By Alan Sculley
Tahoe Daily Tribune
Boston's Tom Scholz, the man who has written nearly all of the group's songs and created the band's signature sound, has often said he regretted allowing Columbia Records to release the second Boston album, "Don't Look Back," when it did.
He felt he was rushed into releasing the album before it was truly done. He has made a firm decision since then.
"Basically, I decided after the second album that I just wasn't going to get pushed into releasing something before I thought it was the best that I could do," he said in a recent phone interview.
Scholz has made good on that promise ever since, and, as a result, there have been a grand total of four Boston album released since "Don't Look Back" arrived in 1978. The latest Boston album, "Life, Love & Hope," has now arrived – a scant 11 years since the previous Boston release, "Corporate America."
By Jim Harrington
San Jose Mercury News
Gary Pihl became an official member of Boston in 1985. Yet his time with the multiplatinum classic-rock band -- which performs Saturday at Shoreline Amphitheatre at Mountain View -- stretches much further.
"I've been on every Boston tour," the Bay Area-raised guitarist says during a recent phone interview. "But on the first two tours, I was in the opening act."
Pihl was a member of Sammy Hagar's band, which opened a batch of shows on Boston's first tour in 1977. Things jelled between the two acts, so Boston invited Hagar and crew to open all the dates on its second headlining trek.
That turned out to be a pivotal moment for Pihl (pronounced "Peel"), although the guitarist wouldn't fully realize it until years later. Fast-forward to 1985 -- and Hagar's announcement that he's joining Van Halen -- and Pihl suddenly needed to find a new job. It didn't take him long.
By Wes Woods
Inland Valley Daily Bulletin
Guitarist Gary Pihl spent the late 1970s playing with Sammy Hagar before he joined the classic rock band Boston, and has appreciated both experiences.
"What you see is what you get. He's a fun-loving guy. He's always in a great mood. And a great singer," Pihl said of working with Hagar. "I enjoyed my eight years there in the band."

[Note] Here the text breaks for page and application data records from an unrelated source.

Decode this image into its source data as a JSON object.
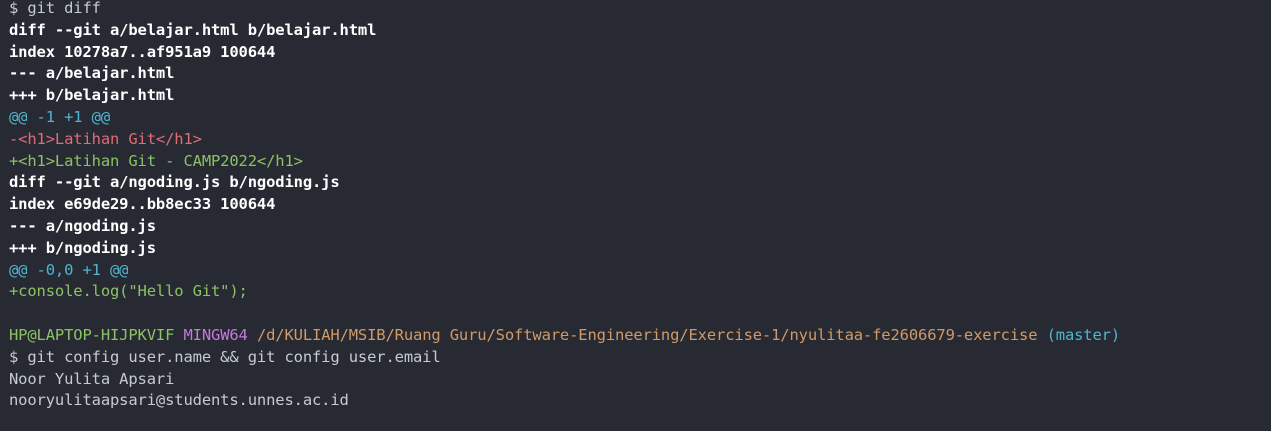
{
  "terminal": {
    "cmd1": "$ git diff",
    "diff1": {
      "header": "diff --git a/belajar.html b/belajar.html",
      "index": "index 10278a7..af951a9 100644",
      "old_file": "--- a/belajar.html",
      "new_file": "+++ b/belajar.html",
      "hunk": "@@ -1 +1 @@",
      "removed": "-<h1>Latihan Git</h1>",
      "added": "+<h1>Latihan Git - CAMP2022</h1>"
    },
    "diff2": {
      "header": "diff --git a/ngoding.js b/ngoding.js",
      "index": "index e69de29..bb8ec33 100644",
      "old_file": "--- a/ngoding.js",
      "new_file": "+++ b/ngoding.js",
      "hunk": "@@ -0,0 +1 @@",
      "added": "+console.log(\"Hello Git\");"
    },
    "prompt": {
      "user_host": "HP@LAPTOP-HIJPKVIF",
      "system": "MINGW64",
      "path": "/d/KULIAH/MSIB/Ruang Guru/Software-Engineering/Exercise-1/nyulitaa-fe2606679-exercise",
      "branch": "(master)"
    },
    "cmd2": "$ git config user.name && git config user.email",
    "output_name": "Noor Yulita Apsari",
    "output_email": "nooryulitaapsari@students.unnes.ac.id"
  },
  "colors": {
    "background": "#272a33",
    "text": "#c5cad3",
    "hunk": "#4fb5cf",
    "removed": "#e06c75",
    "added": "#8cc265",
    "system": "#c678dd",
    "path": "#d19a66"
  }
}
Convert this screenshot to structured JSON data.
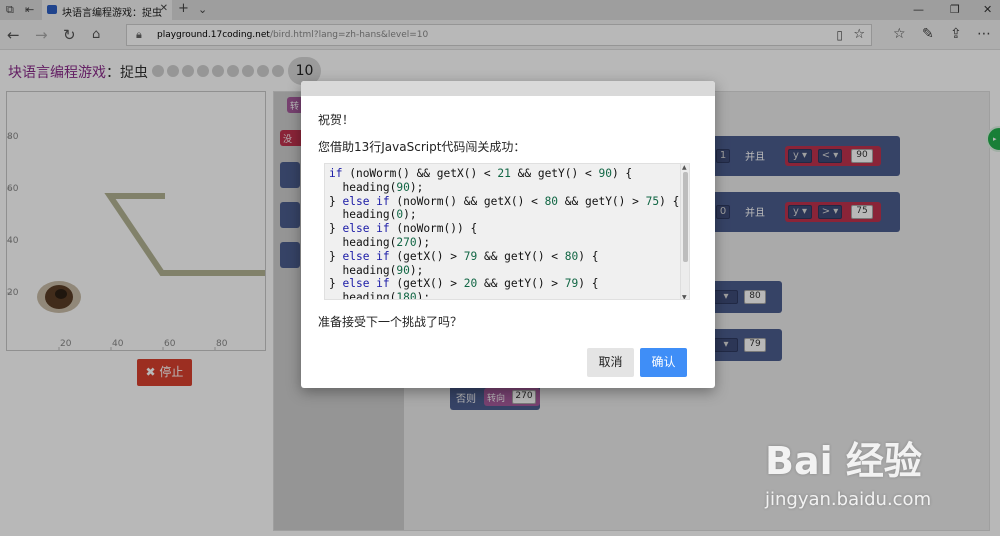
{
  "browser": {
    "tab_title": "块语言编程游戏：捉虫",
    "url_host": "playground.17coding.net",
    "url_path": "/bird.html?lang=zh-hans&level=10"
  },
  "game": {
    "title_prefix": "块语言编程游戏",
    "title_sep": "：",
    "title_level_name": "捉虫",
    "level_count": 9,
    "current_level": "10",
    "stop_label": "停止",
    "axis_y": [
      "80",
      "60",
      "40",
      "20"
    ],
    "axis_x": [
      "20",
      "40",
      "60",
      "80"
    ]
  },
  "blocks": {
    "and_label_1": "并且",
    "and_label_2": "并且",
    "var_y_1": "y ▾",
    "op_lt": "< ▾",
    "num_90": "90",
    "var_y_2": "y ▾",
    "op_gt": "> ▾",
    "num_75": "75",
    "num_80": "80",
    "num_79": "79",
    "else_label": "否则",
    "turn_label": "转向",
    "turn_value": "270",
    "left_num_1": "1",
    "left_num_2": "0",
    "tb_1": "转",
    "tb_2": "没"
  },
  "dialog": {
    "congrats": "祝贺！",
    "message": "您借助13行JavaScript代码闯关成功：",
    "question": "准备接受下一个挑战了吗？",
    "cancel_label": "取消",
    "ok_label": "确认"
  },
  "watermark": {
    "brand": "Bai 经验",
    "url": "jingyan.baidu.com"
  },
  "colors": {
    "title_purple": "#8b2d8b",
    "stop_red": "#d9412e",
    "ok_blue": "#3f8ef7",
    "block_navy": "#4c5d8e",
    "block_purple": "#a55b9c"
  }
}
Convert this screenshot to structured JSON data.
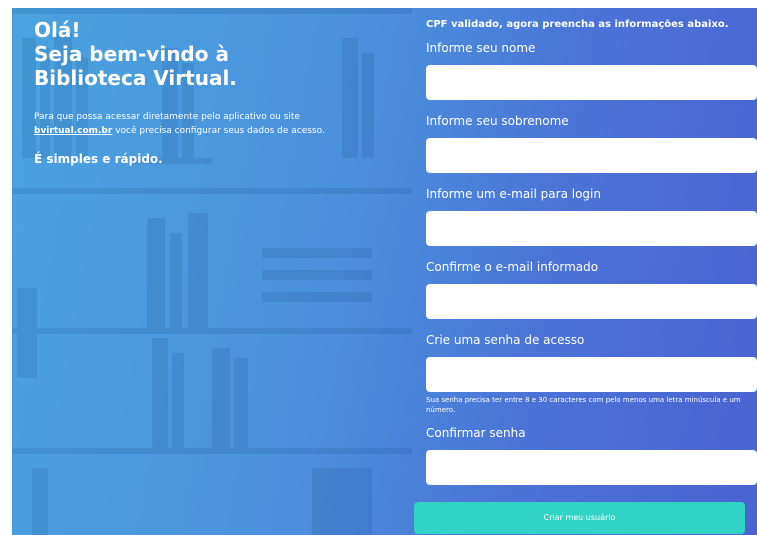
{
  "welcome": {
    "greeting_line1": "Olá!",
    "greeting_line2": "Seja bem-vindo à",
    "greeting_line3": "Biblioteca Virtual.",
    "intro_before": "Para que possa acessar diretamente pelo aplicativo ou site ",
    "intro_link": "bvirtual.com.br",
    "intro_after": " você precisa configurar seus dados de acesso.",
    "tagline": "É simples e rápido."
  },
  "form": {
    "status": "CPF validado, agora preencha as informações abaixo.",
    "fields": [
      {
        "label": "Informe seu nome",
        "value": ""
      },
      {
        "label": "Informe seu sobrenome",
        "value": ""
      },
      {
        "label": "Informe um e-mail para login",
        "value": ""
      },
      {
        "label": "Confirme o e-mail informado",
        "value": ""
      },
      {
        "label": "Crie uma senha de acesso",
        "value": ""
      },
      {
        "label": "Confirmar senha",
        "value": ""
      }
    ],
    "password_hint": "Sua senha precisa ter entre 8 e 30 caracteres com pelo menos uma letra minúscula e um número.",
    "submit_label": "Criar meu usuário"
  },
  "colors": {
    "submit_button": "#32d3c7",
    "panel_left": "#4aa3df",
    "panel_right": "#4a63d1"
  }
}
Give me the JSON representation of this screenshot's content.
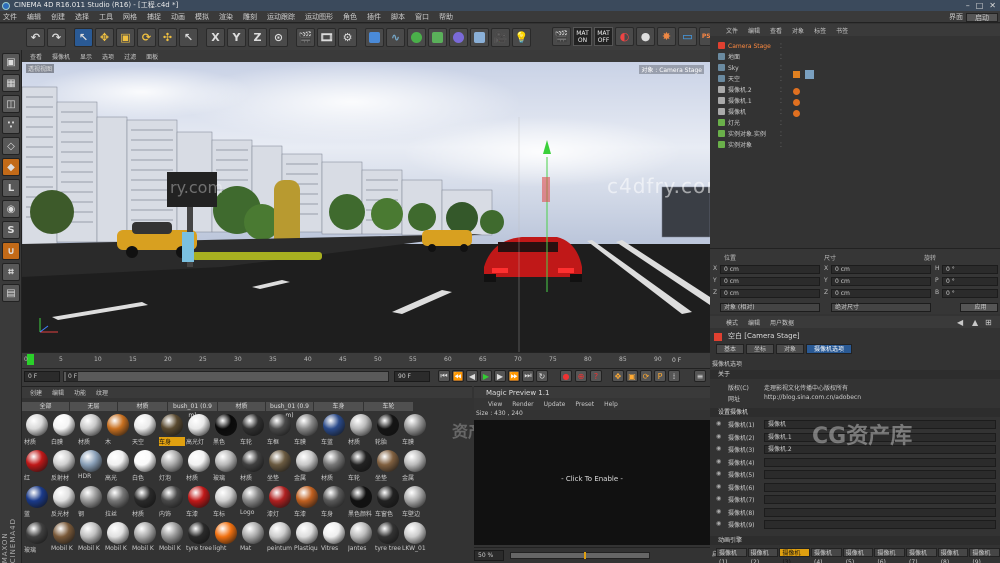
{
  "app": {
    "title": "CINEMA 4D R16.011 Studio (R16) - [工程.c4d *]"
  },
  "menu": [
    "文件",
    "编辑",
    "创建",
    "选择",
    "工具",
    "网格",
    "捕捉",
    "动画",
    "模拟",
    "渲染",
    "雕刻",
    "运动跟踪",
    "运动图形",
    "角色",
    "插件",
    "脚本",
    "窗口",
    "帮助"
  ],
  "layout": {
    "label": "界面",
    "value": "启动"
  },
  "viewport": {
    "menu": [
      "查看",
      "摄像机",
      "显示",
      "选项",
      "过滤",
      "面板"
    ],
    "label": "透视视图",
    "camera_label": "对象 : Camera Stage",
    "watermark": "c4dfry.com",
    "watermark2": "ry.com"
  },
  "timeline": {
    "ticks": [
      "0",
      "5",
      "10",
      "15",
      "20",
      "25",
      "30",
      "35",
      "40",
      "45",
      "50",
      "55",
      "60",
      "65",
      "70",
      "75",
      "80",
      "85",
      "90"
    ],
    "frame_end": "0 F",
    "start_field": "0 F",
    "current_field": "0 F",
    "end_field": "90 F",
    "end_field2": "90 F"
  },
  "materials": {
    "menu": [
      "创建",
      "编辑",
      "功能",
      "纹理"
    ],
    "tabs": [
      "全部",
      "无层",
      "材质",
      "bush_01 (0.9 m)",
      "材质",
      "bush_01 (0.9 m)",
      "车身",
      "车轮"
    ],
    "row1": [
      "材质",
      "白膜",
      "材质",
      "木",
      "天空",
      "车身",
      "高光灯",
      "黑色",
      "车轮",
      "车框",
      "车膜",
      "车蓝",
      "材质",
      "轮胎",
      "车膜"
    ],
    "row2": [
      "红",
      "反射材",
      "HDR",
      "高光",
      "白色",
      "灯泡",
      "材质",
      "玻璃",
      "材质",
      "坐垫",
      "金属",
      "材质",
      "车轮",
      "坐垫",
      "金属"
    ],
    "row3": [
      "蓝",
      "反光材",
      "钢",
      "拉丝",
      "材质",
      "内饰",
      "车漆",
      "车标",
      "Logo",
      "漆灯",
      "车漆",
      "车身",
      "黑色颜料",
      "车窗色",
      "车壁边"
    ],
    "row4": [
      "玻璃",
      "Mobil K",
      "Mobil K",
      "Mobil K",
      "Mobil K",
      "Mobil K",
      "tyre tree",
      "light",
      "Mat",
      "peintum",
      "Plastiqu",
      "Vitres",
      "Jantes",
      "tyre tree",
      "LKW_01"
    ]
  },
  "preview": {
    "title": "Magic Preview 1.1",
    "menu": [
      "View",
      "Render",
      "Update",
      "Preset",
      "Help"
    ],
    "size": "Size : 430 , 240",
    "click": "- Click To Enable -",
    "zoom": "50 %"
  },
  "objects": {
    "menu": [
      "文件",
      "编辑",
      "查看",
      "对象",
      "标签",
      "书签"
    ],
    "rows": [
      {
        "name": "Camera Stage",
        "color": "#e04030",
        "highlight": true
      },
      {
        "name": "地面",
        "color": "#6a8aa0"
      },
      {
        "name": "Sky",
        "color": "#6a8aa0"
      },
      {
        "name": "天空",
        "color": "#6a8aa0"
      },
      {
        "name": "摄像机.2",
        "color": "#aaaaaa"
      },
      {
        "name": "摄像机.1",
        "color": "#aaaaaa"
      },
      {
        "name": "摄像机",
        "color": "#aaaaaa"
      },
      {
        "name": "灯光",
        "color": "#6ab04a"
      },
      {
        "name": "实例对象.实例",
        "color": "#6ab04a"
      },
      {
        "name": "实例对象",
        "color": "#6ab04a"
      }
    ]
  },
  "coords": {
    "headers": [
      "位置",
      "尺寸",
      "旋转"
    ],
    "rows": [
      {
        "axis": "X",
        "pos": "0 cm",
        "size_axis": "X",
        "size": "0 cm",
        "rot_axis": "H",
        "rot": "0 °"
      },
      {
        "axis": "Y",
        "pos": "0 cm",
        "size_axis": "Y",
        "size": "0 cm",
        "rot_axis": "P",
        "rot": "0 °"
      },
      {
        "axis": "Z",
        "pos": "0 cm",
        "size_axis": "Z",
        "size": "0 cm",
        "rot_axis": "B",
        "rot": "0 °"
      }
    ],
    "mode": "对象 (相对)",
    "size_mode": "绝对尺寸",
    "apply": "应用"
  },
  "attributes": {
    "menu": [
      "模式",
      "编辑",
      "用户数据"
    ],
    "title": "空白 [Camera Stage]",
    "tabs": [
      "基本",
      "坐标",
      "对象",
      "摄像机选项"
    ],
    "section_title": "摄像机选项",
    "about": "关于",
    "copyright_label": "版权(C)",
    "copyright": "走理影视文化传播中心版权所有",
    "website_label": "网址",
    "website": "http://blog.sina.com.cn/adobecn",
    "settings_title": "设置摄像机",
    "cam_rows": [
      {
        "label": "摄像机(1)",
        "value": "摄像机"
      },
      {
        "label": "摄像机(2)",
        "value": "摄像机.1"
      },
      {
        "label": "摄像机(3)",
        "value": "摄像机.2"
      },
      {
        "label": "摄像机(4)",
        "value": ""
      },
      {
        "label": "摄像机(5)",
        "value": ""
      },
      {
        "label": "摄像机(6)",
        "value": ""
      },
      {
        "label": "摄像机(7)",
        "value": ""
      },
      {
        "label": "摄像机(8)",
        "value": ""
      },
      {
        "label": "摄像机(9)",
        "value": ""
      }
    ],
    "anim_title": "动画引擎",
    "start_label": "启动",
    "cam_tabs": [
      "摄像机(1)",
      "摄像机(2)",
      "摄像机(3)",
      "摄像机(4)",
      "摄像机(5)",
      "摄像机(6)",
      "摄像机(7)",
      "摄像机(8)",
      "摄像机(9)"
    ]
  },
  "watermarks": {
    "cg": "CG资产库",
    "cg_left": "资产库"
  },
  "logo_vertical": "MAXON CINEMA4D"
}
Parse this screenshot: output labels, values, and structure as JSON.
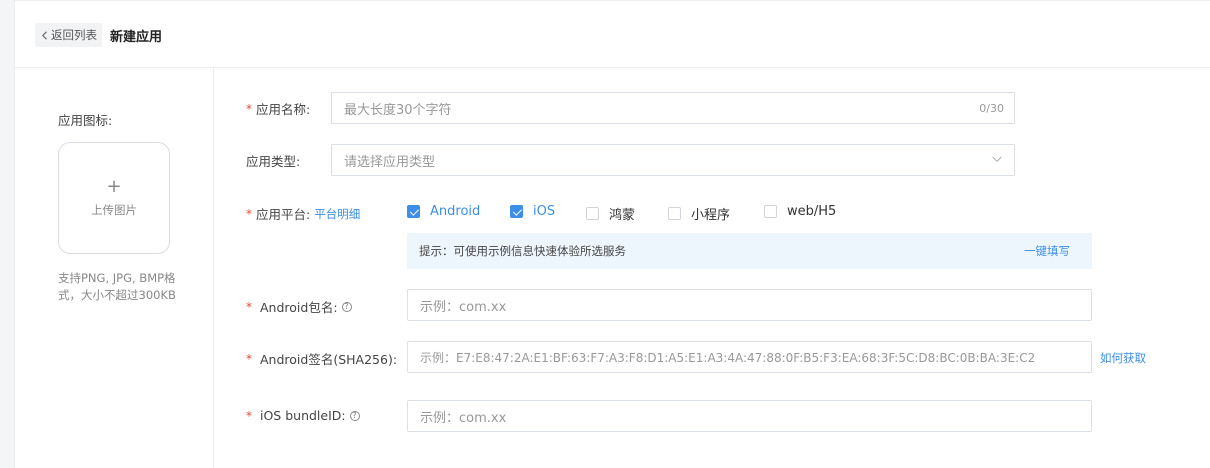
{
  "header": {
    "back_label": "返回列表",
    "title": "新建应用"
  },
  "icon_upload": {
    "label": "应用图标:",
    "plus": "+",
    "button_text": "上传图片",
    "hint": "支持PNG, JPG, BMP格式，大小不超过300KB"
  },
  "form": {
    "app_name": {
      "required_mark": "*",
      "label": "应用名称:",
      "placeholder": "最大长度30个字符",
      "counter": "0/30"
    },
    "app_type": {
      "label": "应用类型:",
      "placeholder": "请选择应用类型"
    },
    "platform": {
      "required_mark": "*",
      "label": "应用平台:",
      "detail_link": "平台明细",
      "options": [
        {
          "label": "Android",
          "checked": true
        },
        {
          "label": "iOS",
          "checked": true
        },
        {
          "label": "鸿蒙",
          "checked": false
        },
        {
          "label": "小程序",
          "checked": false
        },
        {
          "label": "web/H5",
          "checked": false
        }
      ],
      "tip_text": "提示：可使用示例信息快速体验所选服务",
      "tip_action": "一键填写"
    },
    "android_package": {
      "required_mark": "*",
      "label": "Android包名:",
      "help": "?",
      "placeholder": "示例：com.xx"
    },
    "android_signature": {
      "required_mark": "*",
      "label": "Android签名(SHA256):",
      "placeholder": "示例：E7:E8:47:2A:E1:BF:63:F7:A3:F8:D1:A5:E1:A3:4A:47:88:0F:B5:F3:EA:68:3F:5C:D8:BC:0B:BA:3E:C2",
      "how_link": "如何获取"
    },
    "ios_bundle": {
      "required_mark": "*",
      "label": "iOS bundleID:",
      "help": "?",
      "placeholder": "示例：com.xx"
    }
  },
  "colors": {
    "accent": "#3c8ee8",
    "required": "#e5483c",
    "tip_bg": "#eef6fd"
  }
}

As for Boston founder Tom Scholz, "Tom always shows up on lists of the 100 great guitar players of all time," Pihl notes. "He's always on the greatest list of keyboards. Then throw in the greatest rock songs of all time. Boston is on them.
"He's the smartest guy I know. It's been a real pleasure working with him."
Boston, known for megahits including "Amanda" and "More Than a Feeling," is set to perform Sunday at the Pechanga Casino in Temecula and Tuesday at the Forum with Cheap Trick.
Boston has seen a lot of changes over the years, but Pihl said rock music is "absolutely thriving," with its mixing up of musical styles going as far back as Red Hot Chili Peppers, who debuted in 1983.